First, while these two claims are generally true, they are far from the guarantee that politicians and educators make them sound.

Second, more education does not necessarily improve the economy, and I like the analogy that this guy uses:

Implicit in the first point is that a majority of working-age individuals don’t work because they choose not to (i.e. they are lazy scroungers), or because unemployment is caused by laziness or lack of training. The argument they often use is that “I can get a job, therefore all the unemployed could get jobs if only they tried harder, or got better education and training.”

The way I go about demonstrating that fallacy is a dogs-and-bones example. Say we have 10 dogs and we bury nine bones in the backyard. We send the dogs out to find bones. At least one dog will come back without a bone.

We decide that the problem is lack of training. We put that dog through rigorous training in the latest bone-finding techniques. We bury nine bones and send the 10 dogs out again. The trained dog ends up with a bone, but some other dog comes back without a bone (empty-mouthed, so to speak).

Third, it implies that the less educated are more of a burden on society/the economy. If only they would go get a higher degree, they would be doing better than they are now.

So, does that mean we shouldn’t encourage people to go to college and strive for higher educations?

Far from it. We should definitely encourage and invest in higher education for more people, but let’s end the canard that it pays off directly in employment and income, or we should encourage it because it helps the economy. It does, but that’s not why we want more people with high education.

The real reason we should be telling people to graduate from high school, college, or graduate school, is that, overall, people who are more educated are better for society.

The more educated you are:

1. The better you can take care of yourself. When you’re unemployed, it often requires several skills and qualities to find a job. Often these skills are only gained through practice, like the kind of practice that gaining a degree offers.

2. The better you can take care of others. Similar to number one.

3. The more opportunities you have. Someone with a general high school education will only be able to find certain jobs. Someone with an advanced degree with be able to find those same jobs, plus others. Have a degree in a scientific field? You also have the ability to find a job in a related field.

4. The better you are at choosing the people who govern over you. And you will be better at monitoring how well they do. And better at rewarding or punishing them for the job they do.

5. The better you are at handling anything life throws at you. Serious illness, loss of job, tricky legal battle? Having a good education better prepares you for any of these things.

If we want to live in a better society than we have now, having more educated people is practically a requirement.

In arguing that we should always seek to improve the education levels in our population, it may seem like I’m reinforcing the third issue I mentioned above, that the less educated are a burden. However, I am not making this claim.

For example, a person may be in a job that merely requires a high school education, such as a garbage collector. It would be a mistake to say they do not serve a role in our society; this job needs someone to do it, and he’s filling that need. However, if that person were to get a college education, it doesn’t mean they are suddenly going to be doing their job better, and at the same time, it does not necessarily mean that they are wasting their capabilities if they have this college degree but still collect garbage; this is still a needed role that they are filling. My argument is that the person should seek a college education for the way it improves their lives in areas other than employment/the economy.

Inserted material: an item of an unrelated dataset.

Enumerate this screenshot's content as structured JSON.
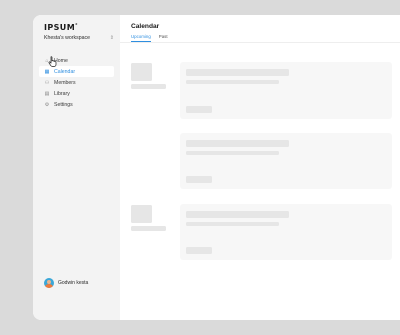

Like health care, I think education should not be treated as a privilege, but as a basic need, and the government (us, as a society) should facilitate individual people raising their levels of education. Because education itself is a benefit to society.